The idea that coerced statements can be used as long as they were obtained long enough ago is appalling. It seems to assume that there was a lack of clarity in the law prior to December 2005. In fact, there was great clarity, until this Administration decided to invent a narrow definition of torture that had never been used or accepted anywhere in the civilized world. The McCain amendment was needed to get this Administration to return to the law. It was a repudiation of the legal theories of the infamous Bybee memo, which the Administration even said it was withdrawing once it was publicly revealed. Its enactment should not now be used as a dividing point before which evidence obtained through cruel and inhuman treatment can be used in court.
At times of great adversity, the strength of a nation's convictions is tested and its true character revealed. If we sacrifice or qualify our principles in the face of the tremendous challenge we face from terrorists who want to destroy America, we will be making a terrible mistake. If we cloak cruel or degrading interrogations done in the name of American safety with euphemisms like "alternative techniques," if we create arbitrary dates for when differing degrees of morality will apply, we will have betrayed our principles and ourselves....
In closing let me do something I don't do very often--and that is quote John Ashcroft. According to the New York Times, at a private meeting of high-level officials in 2003 about the military commission structure, then-Attorney General Ashcroft said: "Timothy McVeigh was one of the worst killers in U.S. history. But at least we had fair procedures for him." How sad that this Congress would seek to pass legislation about which the same cannot be said.
Columnist Molly Ivins--right here in good 'ole Austin, Texas--cuts to the chase:
Fellow citizens, this bill throws out legal and moral restraints as the president deems it necessary—these are fundamental principles of basic decency, as well as law.
I’d like those supporting this evil bill to spare me one affliction: Do not, please, pretend to be shocked by the consequences of this legislation. And do not pretend to be shocked when the world begins comparing us to the Nazis.

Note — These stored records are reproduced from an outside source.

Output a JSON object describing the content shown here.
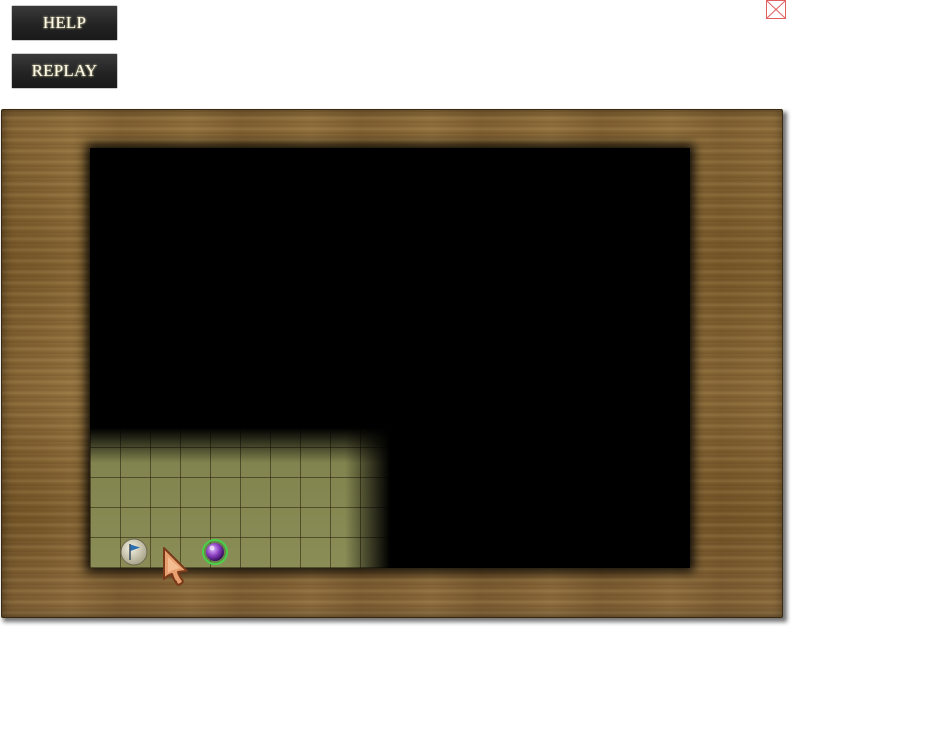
{
  "controls": {
    "help_label": "HELP",
    "replay_label": "REPLAY"
  },
  "icons": {
    "close": "close-icon",
    "flag": "flag-icon",
    "orb": "orb-icon",
    "cursor": "player-cursor-icon"
  },
  "colors": {
    "button_bg": "#222222",
    "button_text": "#fffbe8",
    "wood": "#7b5c2c",
    "grid": "#8a8d56",
    "orb": "#8a3fc0",
    "orb_ring": "#4ad04a",
    "flag": "#2a6fb0"
  }
}
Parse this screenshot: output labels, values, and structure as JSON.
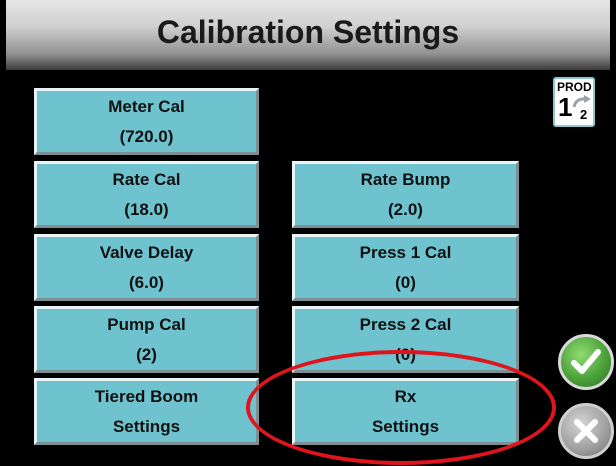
{
  "header": {
    "title": "Calibration Settings"
  },
  "buttons": {
    "meter_cal": {
      "label": "Meter Cal",
      "value": "(720.0)"
    },
    "rate_cal": {
      "label": "Rate Cal",
      "value": "(18.0)"
    },
    "rate_bump": {
      "label": "Rate Bump",
      "value": "(2.0)"
    },
    "valve_delay": {
      "label": "Valve Delay",
      "value": "(6.0)"
    },
    "press1_cal": {
      "label": "Press 1 Cal",
      "value": "(0)"
    },
    "pump_cal": {
      "label": "Pump Cal",
      "value": "(2)"
    },
    "press2_cal": {
      "label": "Press 2 Cal",
      "value": "(0)"
    },
    "tiered_boom": {
      "label": "Tiered Boom",
      "sub": "Settings"
    },
    "rx": {
      "label": "Rx",
      "sub": "Settings"
    }
  },
  "product_toggle": {
    "label": "PROD",
    "current": "1",
    "other": "2",
    "icon": "product-toggle-icon"
  },
  "actions": {
    "accept_icon": "checkmark-icon",
    "cancel_icon": "x-icon"
  },
  "colors": {
    "button_fill": "#6ec3cf",
    "accept_green": "#4da23a",
    "cancel_gray": "#9e9e9e",
    "highlight_red": "#e0141c"
  }
}
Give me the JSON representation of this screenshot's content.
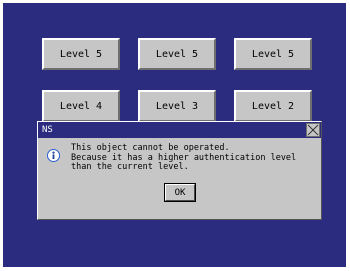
{
  "screen": {
    "buttons": [
      {
        "label": "Level 5"
      },
      {
        "label": "Level 5"
      },
      {
        "label": "Level 5"
      },
      {
        "label": "Level 4"
      },
      {
        "label": "Level 3"
      },
      {
        "label": "Level 2"
      }
    ]
  },
  "dialog": {
    "title": "NS",
    "icon": "info-icon",
    "message_lines": [
      "This object cannot be operated.",
      "Because it has a higher authentication level",
      "than the current level."
    ],
    "ok_label": "OK"
  },
  "colors": {
    "screen_background": "#2b2b7f",
    "button_face": "#c6c6c6",
    "title_bar": "#2b2b7f",
    "icon_accent": "#2a5fd0"
  }
}
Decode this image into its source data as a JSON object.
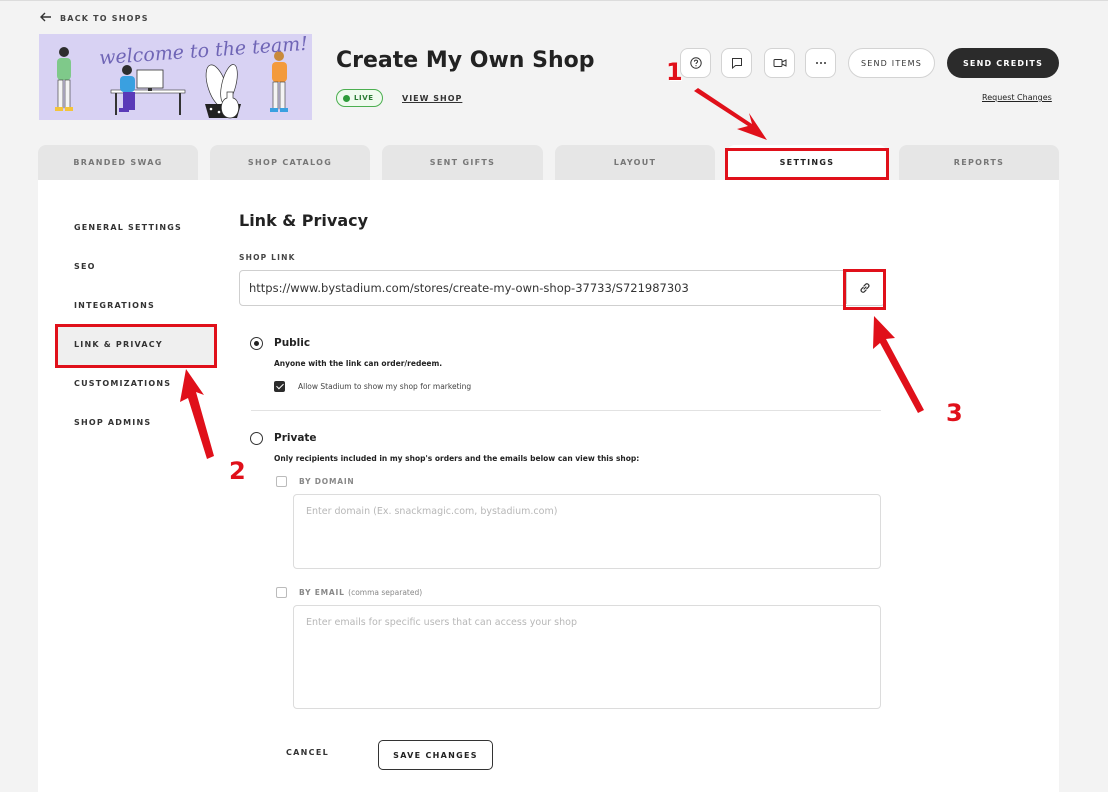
{
  "nav": {
    "back_label": "BACK TO SHOPS"
  },
  "banner": {
    "text": "welcome to the team!"
  },
  "shop": {
    "title": "Create My Own Shop",
    "status": "LIVE",
    "view_shop": "VIEW SHOP"
  },
  "actions": {
    "send_items": "SEND ITEMS",
    "send_credits": "SEND CREDITS",
    "request_changes": "Request Changes"
  },
  "tabs": [
    {
      "label": "BRANDED SWAG"
    },
    {
      "label": "SHOP CATALOG"
    },
    {
      "label": "SENT GIFTS"
    },
    {
      "label": "LAYOUT"
    },
    {
      "label": "SETTINGS",
      "active": true
    },
    {
      "label": "REPORTS"
    }
  ],
  "sidebar": {
    "items": [
      {
        "label": "GENERAL SETTINGS"
      },
      {
        "label": "SEO"
      },
      {
        "label": "INTEGRATIONS"
      },
      {
        "label": "LINK & PRIVACY",
        "active": true
      },
      {
        "label": "CUSTOMIZATIONS"
      },
      {
        "label": "SHOP ADMINS"
      }
    ]
  },
  "main": {
    "title": "Link & Privacy",
    "shop_link_label": "SHOP LINK",
    "shop_link_value": "https://www.bystadium.com/stores/create-my-own-shop-37733/S721987303",
    "public": {
      "title": "Public",
      "desc": "Anyone with the link can order/redeem.",
      "marketing_label": "Allow Stadium to show my shop for marketing",
      "marketing_checked": true,
      "selected": true
    },
    "private": {
      "title": "Private",
      "desc": "Only recipients included in my shop's orders and the emails below can view this shop:",
      "by_domain_label": "BY DOMAIN",
      "domain_placeholder": "Enter domain (Ex. snackmagic.com, bystadium.com)",
      "by_email_label": "BY EMAIL",
      "by_email_sub": "(comma separated)",
      "email_placeholder": "Enter emails for specific users that can access your shop"
    },
    "cancel_label": "CANCEL",
    "save_label": "SAVE CHANGES"
  },
  "annotations": {
    "n1": "1",
    "n2": "2",
    "n3": "3"
  },
  "colors": {
    "annotation": "#e0101a",
    "dark_button": "#2b2b2b",
    "live_green": "#2e9b3a",
    "banner_bg": "#d8d2f3"
  }
}
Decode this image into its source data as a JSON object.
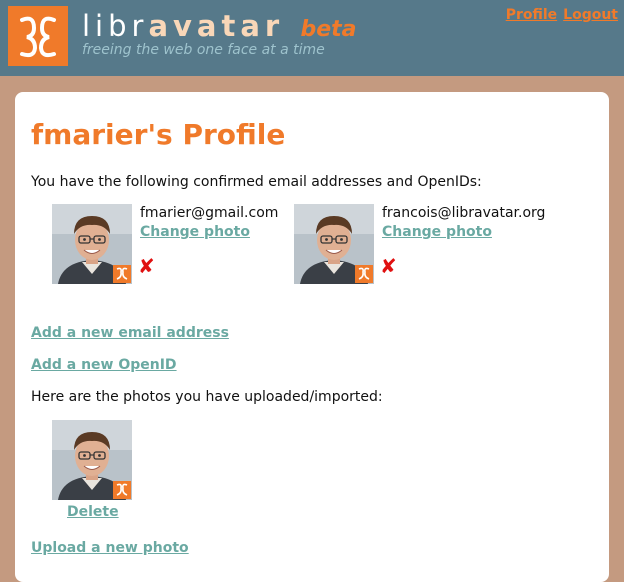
{
  "header": {
    "brand_light": "libr",
    "brand_strong": "avatar",
    "brand_beta": "beta",
    "tagline": "freeing the web one face at a time",
    "links": {
      "profile": "Profile",
      "logout": "Logout"
    }
  },
  "page": {
    "title": "fmarier's Profile",
    "intro": "You have the following confirmed email addresses and OpenIDs:",
    "entries": [
      {
        "email": "fmarier@gmail.com",
        "change_label": "Change photo",
        "delete_glyph": "✘"
      },
      {
        "email": "francois@libravatar.org",
        "change_label": "Change photo",
        "delete_glyph": "✘"
      }
    ],
    "add_email": "Add a new email address",
    "add_openid": "Add a new OpenID",
    "photos_label": "Here are the photos you have uploaded/imported:",
    "photo_delete": "Delete",
    "upload": "Upload a new photo"
  },
  "colors": {
    "header_bg": "#56798a",
    "accent": "#f07a2a",
    "link": "#6aa9a2",
    "page_bg": "#c49a80",
    "delete": "#e01010"
  },
  "icons": {
    "logo": "libravatar-logo-icon",
    "avatar_badge": "libravatar-badge-icon",
    "delete": "red-x-icon"
  }
}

Some hip-hoppers started comparing Bush's America to the Nazis and fascists some time ago; but what are we to say to them now? That we only have one concentration camp in operation? (At least one that we actually know about!) That the dictatorial powers granted the executive are not race-specific? All this seems to be true. But it misses the actual point, as Molly Ivins, like everyone else who is awake, surely knows. In free and democratic societies, my right and your right to remain outside the state's detention centers does not depend solely on the judgment of the state's executive. It really is that simple. And the legislation passed last week eviscerates that right fully. All that stands between us and the worst tyrannies in human history are the non-legal norms of the background public culture and the possibility that the courts may at some point strike down portions of this legislation. How long these forces may provide protection from tyranny is hard to predict. But in a genuinely democratic society, with robust commitment to the rule of law, we shouldn't have to engage in this guessing-game.
So the fake "war on terror" has now laid the foundation for a genuine totalitarian tyranny in the United States. We are now fully on the path of what my colleague Kate Litvak aptly called "Stalinist creep-up":
It's the return of 'troikas' -- detentions without court warrants, interrogations without assistance of counsel, trials by puppet courts, all the while the currently unincarcerated crowd believes that this could only happen to criminals.
The Democrats have largely been craven in their cowardice on these issues, but to the extent there is resistance, it is coming from them. If they do not prevail decisively in the November elections, then I see little chance that democracy will be restored to the United States.